"We would like to hope that some day in Great Britain more professional people who can make decisions through dialogue will come to power," Kremlin spokesman Dmitry Peskov told reporters.
"He really does not like us. And we (do not like) him either," Peskov said of Johnson.
Where other nations have been content to let the British melodrama play out, Russia had been stung by London's early decisions to send lethal aid, including more than 5,000 anti-tank missiles, to Ukraine.
In late June, Britain decided on a new military aid package worth £1 billion ($1.2 billion) including air defence systems and drones -- bringing its total to £2.3 billion.
Announcing he would step down from the leadership of the Conservatives Thursday, Johnson spared a line for Ukraine, saying "we in the UK will continue to back your fight for freedom as long as it takes".
'Seeking the spotlight'
Ukrainian President Volodymyr Zelensky called Johnson to express his "sadness" over his resignation.
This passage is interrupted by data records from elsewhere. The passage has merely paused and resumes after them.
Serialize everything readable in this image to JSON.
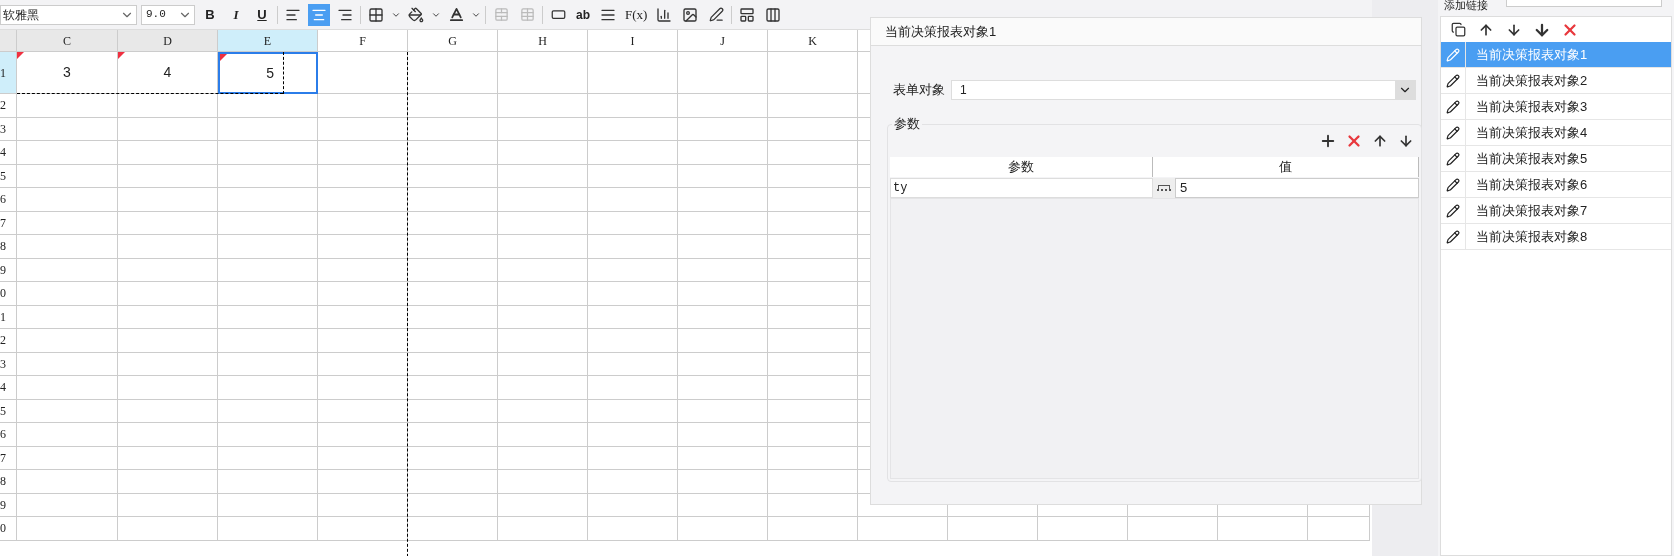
{
  "toolbar": {
    "font": "软雅黑",
    "font_size": "9.0",
    "style_buttons": [
      "B",
      "I",
      "U"
    ],
    "align": [
      {
        "selected": false
      },
      {
        "selected": true
      },
      {
        "selected": false
      }
    ],
    "text_buttons": [
      "ab",
      "F(x)"
    ]
  },
  "sheet": {
    "columns": [
      {
        "label": "C",
        "selected": false
      },
      {
        "label": "D",
        "selected": false
      },
      {
        "label": "E",
        "selected": true
      },
      {
        "label": "F",
        "selected": false
      },
      {
        "label": "G",
        "selected": false
      },
      {
        "label": "H",
        "selected": false
      },
      {
        "label": "I",
        "selected": false
      },
      {
        "label": "J",
        "selected": false
      },
      {
        "label": "K",
        "selected": false
      }
    ],
    "rows": [
      {
        "label": "1",
        "selected": true,
        "cells": [
          {
            "value": "3",
            "flagged": true,
            "selected": false
          },
          {
            "value": "4",
            "flagged": true,
            "selected": false
          },
          {
            "value": "5",
            "flagged": true,
            "selected": true
          }
        ]
      },
      {
        "label": "2",
        "selected": false
      },
      {
        "label": "3",
        "selected": false
      },
      {
        "label": "4",
        "selected": false
      },
      {
        "label": "5",
        "selected": false
      },
      {
        "label": "6",
        "selected": false
      },
      {
        "label": "7",
        "selected": false
      },
      {
        "label": "8",
        "selected": false
      },
      {
        "label": "9",
        "selected": false
      },
      {
        "label": "0",
        "selected": false
      },
      {
        "label": "1",
        "selected": false
      },
      {
        "label": "2",
        "selected": false
      },
      {
        "label": "3",
        "selected": false
      },
      {
        "label": "4",
        "selected": false
      },
      {
        "label": "5",
        "selected": false
      },
      {
        "label": "6",
        "selected": false
      },
      {
        "label": "7",
        "selected": false
      },
      {
        "label": "8",
        "selected": false
      },
      {
        "label": "9",
        "selected": false
      },
      {
        "label": "0",
        "selected": false
      }
    ]
  },
  "dialog": {
    "tab": "当前决策报表对象1",
    "form_label": "表单对象",
    "form_value": "1",
    "group_title": "参数",
    "columns": [
      "参数",
      "值"
    ],
    "params": [
      {
        "name": "ty",
        "value": "5"
      }
    ]
  },
  "right_panel": {
    "link_label": "添加链接",
    "items": [
      {
        "label": "当前决策报表对象1",
        "selected": true
      },
      {
        "label": "当前决策报表对象2",
        "selected": false
      },
      {
        "label": "当前决策报表对象3",
        "selected": false
      },
      {
        "label": "当前决策报表对象4",
        "selected": false
      },
      {
        "label": "当前决策报表对象5",
        "selected": false
      },
      {
        "label": "当前决策报表对象6",
        "selected": false
      },
      {
        "label": "当前决策报表对象7",
        "selected": false
      },
      {
        "label": "当前决策报表对象8",
        "selected": false
      }
    ]
  }
}
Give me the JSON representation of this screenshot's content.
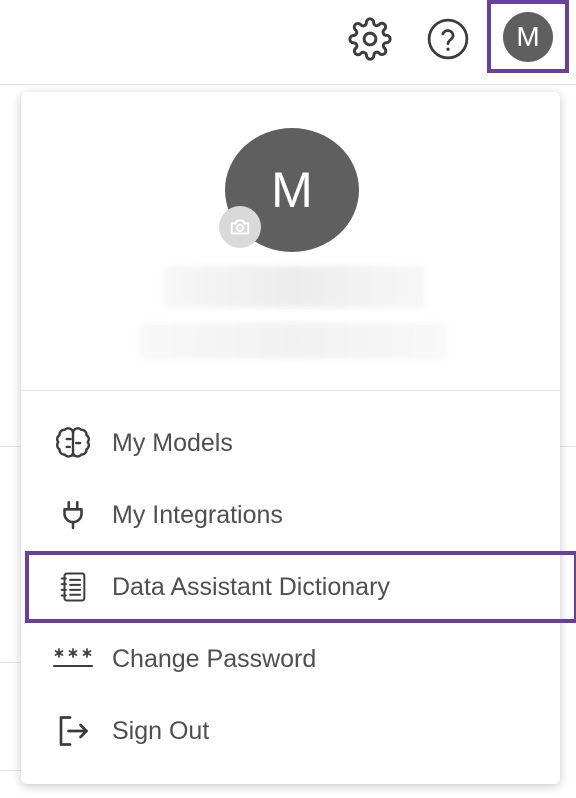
{
  "header": {
    "settings_icon": "gear-icon",
    "help_icon": "question-icon",
    "avatar_initial": "M"
  },
  "profile": {
    "avatar_initial": "M",
    "camera_icon": "camera-icon"
  },
  "menu": {
    "items": [
      {
        "label": "My Models",
        "icon": "brain-icon"
      },
      {
        "label": "My Integrations",
        "icon": "plug-icon"
      },
      {
        "label": "Data Assistant Dictionary",
        "icon": "dictionary-icon"
      },
      {
        "label": "Change Password",
        "icon": "password-icon"
      },
      {
        "label": "Sign Out",
        "icon": "sign-out-icon"
      }
    ]
  },
  "colors": {
    "highlight": "#6b3fa0",
    "avatar": "#5f5f5f"
  }
}
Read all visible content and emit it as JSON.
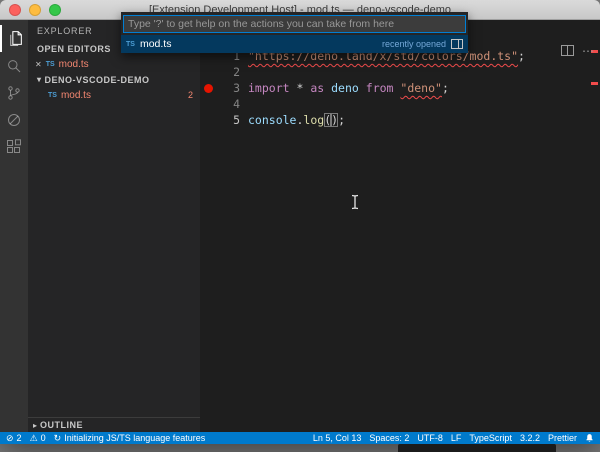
{
  "window": {
    "title": "[Extension Development Host] - mod.ts — deno-vscode-demo"
  },
  "quick_open": {
    "placeholder": "Type '?' to get help on the actions you can take from here",
    "selected_item": {
      "file_type": "TS",
      "label": "mod.ts",
      "hint": "recently opened"
    }
  },
  "activity_bar": {
    "icons": [
      "explorer-icon",
      "search-icon",
      "source-control-icon",
      "debug-icon",
      "extensions-icon"
    ]
  },
  "sidebar": {
    "title": "EXPLORER",
    "open_editors": {
      "header": "OPEN EDITORS",
      "item": {
        "close": "✕",
        "file_type": "TS",
        "label": "mod.ts"
      }
    },
    "folder": {
      "header": "DENO-VSCODE-DEMO",
      "chevron": "▾",
      "item": {
        "file_type": "TS",
        "label": "mod.ts",
        "problem_count": "2"
      }
    },
    "outline": {
      "header": "OUTLINE",
      "chevron": "▸"
    }
  },
  "editor": {
    "lines": [
      {
        "num": "1",
        "tokens": [
          {
            "t": "\"https://deno.land/x/std/colors/mod.ts\"",
            "c": "string",
            "squiggle": true
          },
          {
            "t": ";",
            "c": "plain"
          }
        ]
      },
      {
        "num": "2",
        "tokens": []
      },
      {
        "num": "3",
        "breakpoint": true,
        "tokens": [
          {
            "t": "import",
            "c": "keyword"
          },
          {
            "t": " * ",
            "c": "plain"
          },
          {
            "t": "as",
            "c": "keyword"
          },
          {
            "t": " ",
            "c": "plain"
          },
          {
            "t": "deno",
            "c": "variable"
          },
          {
            "t": " ",
            "c": "plain"
          },
          {
            "t": "from",
            "c": "keyword"
          },
          {
            "t": " ",
            "c": "plain"
          },
          {
            "t": "\"deno\"",
            "c": "string",
            "squiggle": true
          },
          {
            "t": ";",
            "c": "plain"
          }
        ]
      },
      {
        "num": "4",
        "tokens": []
      },
      {
        "num": "5",
        "active": true,
        "tokens": [
          {
            "t": "console",
            "c": "variable"
          },
          {
            "t": ".",
            "c": "plain"
          },
          {
            "t": "log",
            "c": "function"
          },
          {
            "t": "(",
            "c": "plain",
            "bracket": true
          },
          {
            "t": ")",
            "c": "plain",
            "bracket": true
          },
          {
            "t": ";",
            "c": "plain"
          }
        ]
      }
    ]
  },
  "editor_actions": {
    "more": "⋯"
  },
  "status_bar": {
    "left": [
      {
        "name": "error-count",
        "icon": "error-icon",
        "glyph": "⊘",
        "text": "2"
      },
      {
        "name": "warning-count",
        "icon": "warning-icon",
        "glyph": "⚠",
        "text": "0"
      },
      {
        "name": "language-status",
        "icon": "sync-icon",
        "glyph": "↻",
        "text": "Initializing JS/TS language features"
      }
    ],
    "right": [
      {
        "name": "cursor-position",
        "text": "Ln 5, Col 13"
      },
      {
        "name": "indentation",
        "text": "Spaces: 2"
      },
      {
        "name": "encoding",
        "text": "UTF-8"
      },
      {
        "name": "eol",
        "text": "LF"
      },
      {
        "name": "language-mode",
        "text": "TypeScript"
      },
      {
        "name": "ts-version",
        "text": "3.2.2"
      },
      {
        "name": "formatter",
        "text": "Prettier"
      }
    ]
  },
  "colors": {
    "status_bar": "#007acc",
    "error": "#f14c4c",
    "breakpoint": "#e51400",
    "string": "#ce9178",
    "keyword": "#c586c0",
    "selection_row": "#04395e"
  }
}
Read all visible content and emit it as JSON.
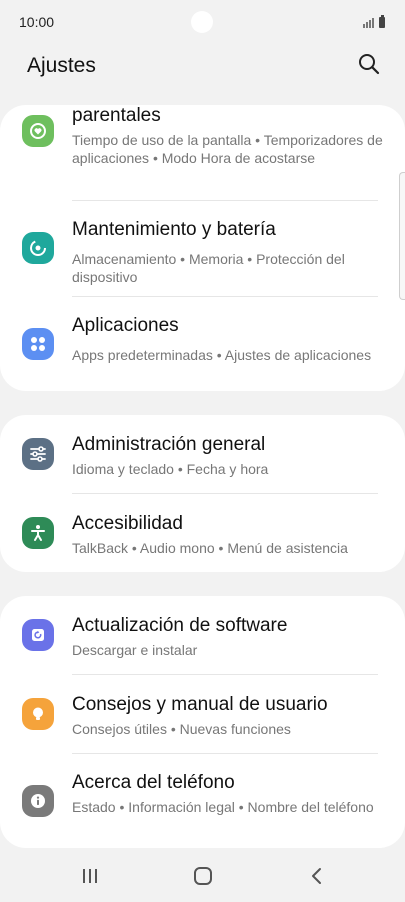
{
  "status_bar": {
    "time": "10:00"
  },
  "header": {
    "title": "Ajustes",
    "search_icon": "search-icon"
  },
  "card1": {
    "items": [
      {
        "title": "parentales",
        "subtitle": "Tiempo de uso de la pantalla  •  Temporizadores de aplicaciones  •  Modo Hora de acostarse",
        "icon": "heart-time-icon",
        "color": "#6ebf5e"
      },
      {
        "title": "Mantenimiento y batería",
        "subtitle": "Almacenamiento  •  Memoria  •  Protección del dispositivo",
        "icon": "maintenance-icon",
        "color": "#1fa89c"
      },
      {
        "title": "Aplicaciones",
        "subtitle": "Apps predeterminadas  •  Ajustes de aplicaciones",
        "icon": "apps-icon",
        "color": "#5c8ff2"
      }
    ]
  },
  "card2": {
    "items": [
      {
        "title": "Administración general",
        "subtitle": "Idioma y teclado  •  Fecha y hora",
        "icon": "sliders-icon",
        "color": "#5c7085"
      },
      {
        "title": "Accesibilidad",
        "subtitle": "TalkBack  •  Audio mono  •  Menú de asistencia",
        "icon": "accessibility-icon",
        "color": "#2e8b57"
      }
    ]
  },
  "card3": {
    "items": [
      {
        "title": "Actualización de software",
        "subtitle": "Descargar e instalar",
        "icon": "software-update-icon",
        "color": "#6a72e8"
      },
      {
        "title": "Consejos y manual de usuario",
        "subtitle": "Consejos útiles  •  Nuevas funciones",
        "icon": "lightbulb-icon",
        "color": "#f5a33b"
      },
      {
        "title": "Acerca del teléfono",
        "subtitle": "Estado  •  Información legal  •  Nombre del teléfono",
        "icon": "info-icon",
        "color": "#7a7a7a"
      }
    ]
  },
  "nav_bar": {
    "recents_icon": "recents-icon",
    "home_icon": "home-icon",
    "back_icon": "back-icon"
  }
}
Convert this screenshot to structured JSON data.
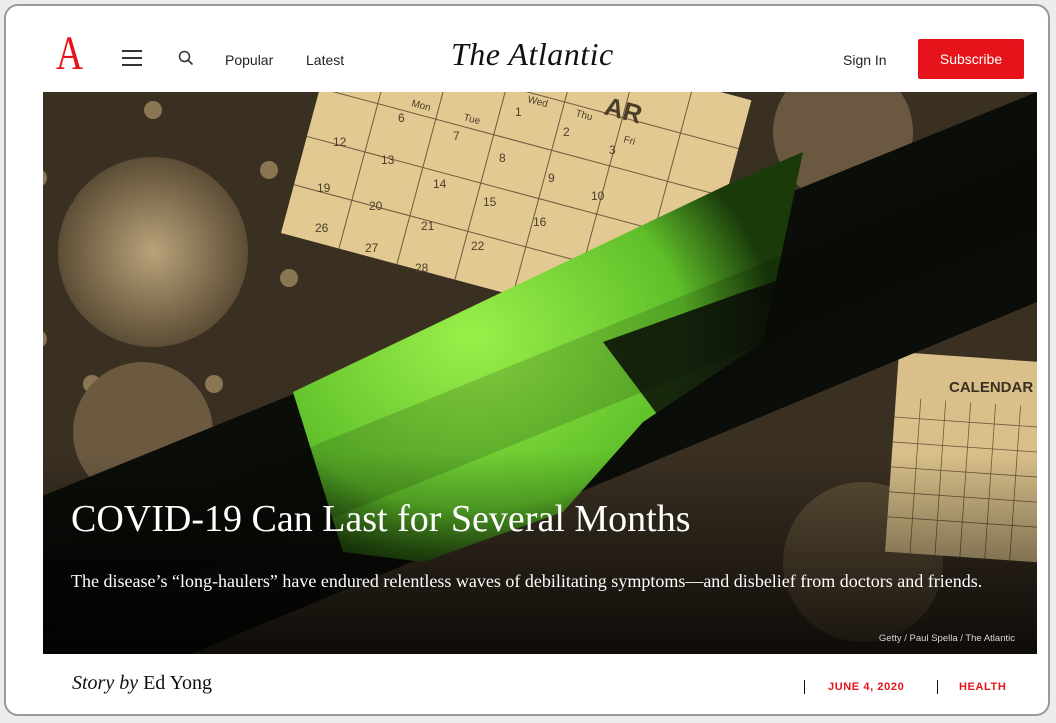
{
  "header": {
    "logo_letter": "A",
    "brand": "The Atlantic",
    "nav": {
      "popular": "Popular",
      "latest": "Latest"
    },
    "sign_in": "Sign In",
    "subscribe": "Subscribe"
  },
  "hero": {
    "title": "COVID-19 Can Last for Several Months",
    "dek": "The disease’s “long-haulers” have endured relentless waves of debilitating symptoms—and disbelief from doctors and friends.",
    "credit": "Getty / Paul Spella / The Atlantic",
    "calendar_word": "CALENDAR",
    "calendar_top_word": "AR",
    "weekdays": [
      "Mon",
      "Tue",
      "Wed",
      "Thu",
      "Fri"
    ],
    "calendar_numbers": [
      "6",
      "7",
      "8",
      "9",
      "10",
      "12",
      "13",
      "14",
      "15",
      "16",
      "19",
      "20",
      "21",
      "22",
      "26",
      "27",
      "28",
      "1",
      "2",
      "3"
    ]
  },
  "byline": {
    "prefix": "Story by",
    "author": "Ed Yong",
    "date": "JUNE 4, 2020",
    "section": "HEALTH"
  },
  "colors": {
    "brand_red": "#e7131a",
    "hero_green": "#7fd63a",
    "sepia": "#e2c992"
  },
  "icons": [
    "menu-icon",
    "search-icon",
    "virus-icon"
  ]
}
"We all welcome this news with sadness. Not only me, but also all of Ukrainian society," the presidency quoted Zelensky as saying.
"We don't doubt that Great Britain's support will continue, but your personal leadership and your charisma made it special," he said.
Zelensky adviser Mykhaylo Podolyak thanked the UK leader in a tweet for "always being at the forefront of supporting Ukraine".
Former French diplomat Bermann said: "Johnson wanted to look like he was out in front, or 'leading the world', as he would say."
But "it's not at all the true picture," she said.
Johnson "is constantly seeking the spotlight, it's true that it's very nice for Zelensky to have unconditional support, but beyond that, the UK didn't play a role that stood out particularly from others".
Ricketts said: "There's been a bit of one-upmanship in the British approach, in being determined to show the other Europeans that we can do more."
Britain's new finance minister, Iraqi-born Nadhim Zahawi, has inherited a cost-of-living crisis that risks pushing the UK economy into recession.
"The UK has been one of the leaders, but all of that's dwarfed by... the Americans," he added, calling Washington's response "off the scale in terms of anything the Europeans have done, including Britain".
Russia's invasion came as Johnson was plagued by domestic woes, including long-running action over Downing Street parties during Covid lockdown and the allegations about sexual harassment within his governing Conservative party that finally brought him down.
He was accused at home of using his relationship with Zelensky to score points, with many journalists and other observers joking on social media that each new scandal would prompt a visit or phone call to Kyiv.
"He has capitalised on the war to distract attention from his other problems," Ricketts said.
Nevertheless, although "Johnson established a good personal link with Zelensky... there's no reason to doubt that that would be handed on to another prime minister," he added.
"I think Zelensky would be friends with anyone who's useful to him."